Sobhy started strongly, applying her trademark attacking style, to take the opening game before Perry responded to level the scores at one game apiece. Twenty-two-year-old Sobhy again reasserted her status as one of the sport’s most promising talents to take the third and despite watching two match balls go to waste, she regrouped to take the forth game and the championship 11-5, 4-11, 11-5, 12-10.

“I’m feeling great right now and I’m just really happy to get the win here tonight, ” Sobhy said.

“It was a big goal of mine to come here and perform well, especially leading up to the U.S. Open–I’m playing SJ again there in the first round and I know she’ll come back stronger.

“Thanks to all the organizers for putting on a really great women’s event – it’s been fantastic to play here and hopefully we can keep growing this event in the future.”

Sobhy and Perry will meet again on Sunday, October 11, on the Delaware Investments U.S. Open ASB GlassCourt at Drexel University. Buy tickets to the rematch on

Competing in his first tournament since April Ashour, who has been dogged by injury since limping off court against Matthew during the 2013 World Championship semi-finals, was in sublime form as he out-gunned the 35-year-old Englishman to take the match 3-1 and get his latest comeback off to the perfect start.

“It feels great to be back in San Francisco and to win this title for a second time, ” said Ashour, who beat Gregory Gaultier in the 2013 NetSuite Open final.

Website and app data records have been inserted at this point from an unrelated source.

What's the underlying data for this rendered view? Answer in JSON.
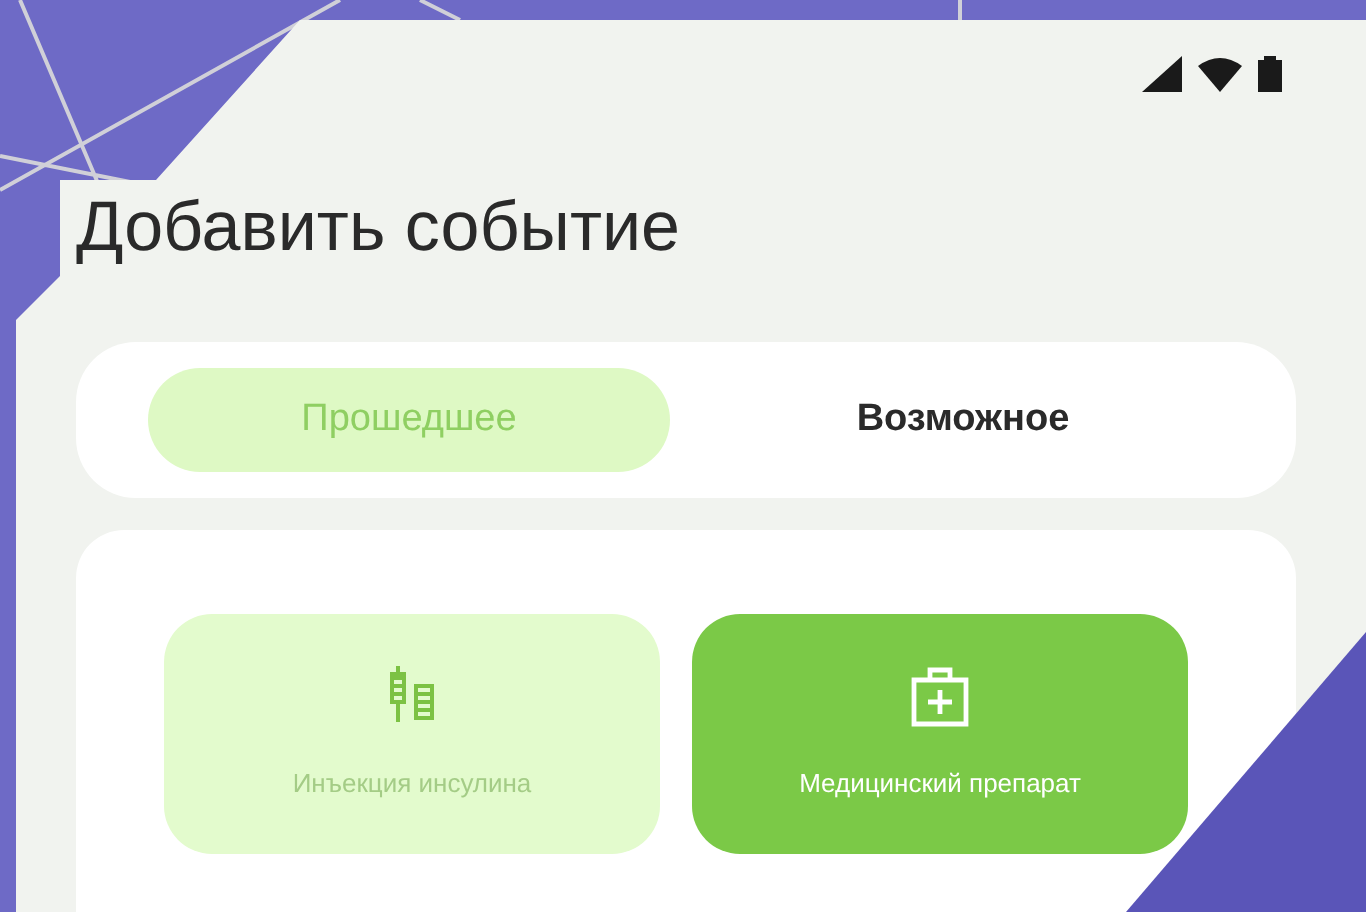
{
  "title": "Добавить событие",
  "tabs": [
    {
      "label": "Прошедшее",
      "selected": true
    },
    {
      "label": "Возможное",
      "selected": false
    }
  ],
  "event_types": [
    {
      "kind": "syringe",
      "label": "Инъекция инсулина",
      "selected": false
    },
    {
      "kind": "medkit",
      "label": "Медицинский препарат",
      "selected": true
    }
  ]
}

“I’ve always had a great rivalry with Nick and we’ve gone back and forth against each other over the years. He’s a great athlete and a great ambassador for the sport and it takes a lot to beat him – he keeps you on your toes and you really have to dig in against him.

Ashour (L) will turns 28 Wendesday,  September 30.
Ashour (L) will turns 28 Wendesday, September 30.

“Every time I go on court I try to give 100 per cent. I’m always trying to learn from every player on court because there is so little between the top players these days. I know what I can do on court but it can be anyone’s victory on any day.”

Commenting on the event, which took place under the shadow of San Francisco’s stunning Bay Bridge, Ashour said: “San Francisco has been very special for me – everything about being here is great and the atmosphere is fantastic. There’s a lot of effort that goes into putting on an event like this and all the guys behind the scenes have been amazing.

“It’s been great to be here this week and hopefully I’ll be back to compete again next year.”

The opening exchanges of the encounter were blighted with errors as the significance of the occasion made itself felt on both men before Ashour managed to string together a series of winners to take the first game 11-7.

Ashour last won the NetSuite Open in 2013. (image: Steve Line/
Ashour last won the NetSuite Open in 2013. (image: Steve Line/

However Matthew came out strong in the second to dictate proceedings and flip the momentum of the match, levelling the scores at 1-1 after a controversial overrule from the video referee at 10-9 handed him the game, much to the dismay of his opponent.

But Ashour, competing on the day of his 28th birthday, recomposed himself and got off to a flying start in the third game – easing into a 5-0 lead. Matthew, one of the most tenacious competitors on the tour, showed just why he’s known as ‘The Wolf’ as he dug in to mount a comeback but he couldn’t live with Ashour’s pinpoint accuracy and unpredictable shot-making talents.

With a 2-1 advantage secured Ashour continued his barrage in the fourth and had too much in his locker, sealing the match, and his second NetSuite Open title, after 59-minutes on court – winning 11-7, 9-11, 11-5, 11-4.

“I kept telling myself in the fourth game that it wasn’t over but Ramy is a different kettle of fish, ” said Matthew – who had saved multiple match balls during his quarter-final encounter with German Simon Rösner.

“How a guy as good as him doesn’t get the chance to grace the Olympic Games is a joke really – you’re scratching your head against him at times but I’ll go away and keep working to catch him and World No.1 Mohamed Elshorbagy.

“Hopefully my body will hold together for a little bit longer as I’ve really been enjoying my squash recently.”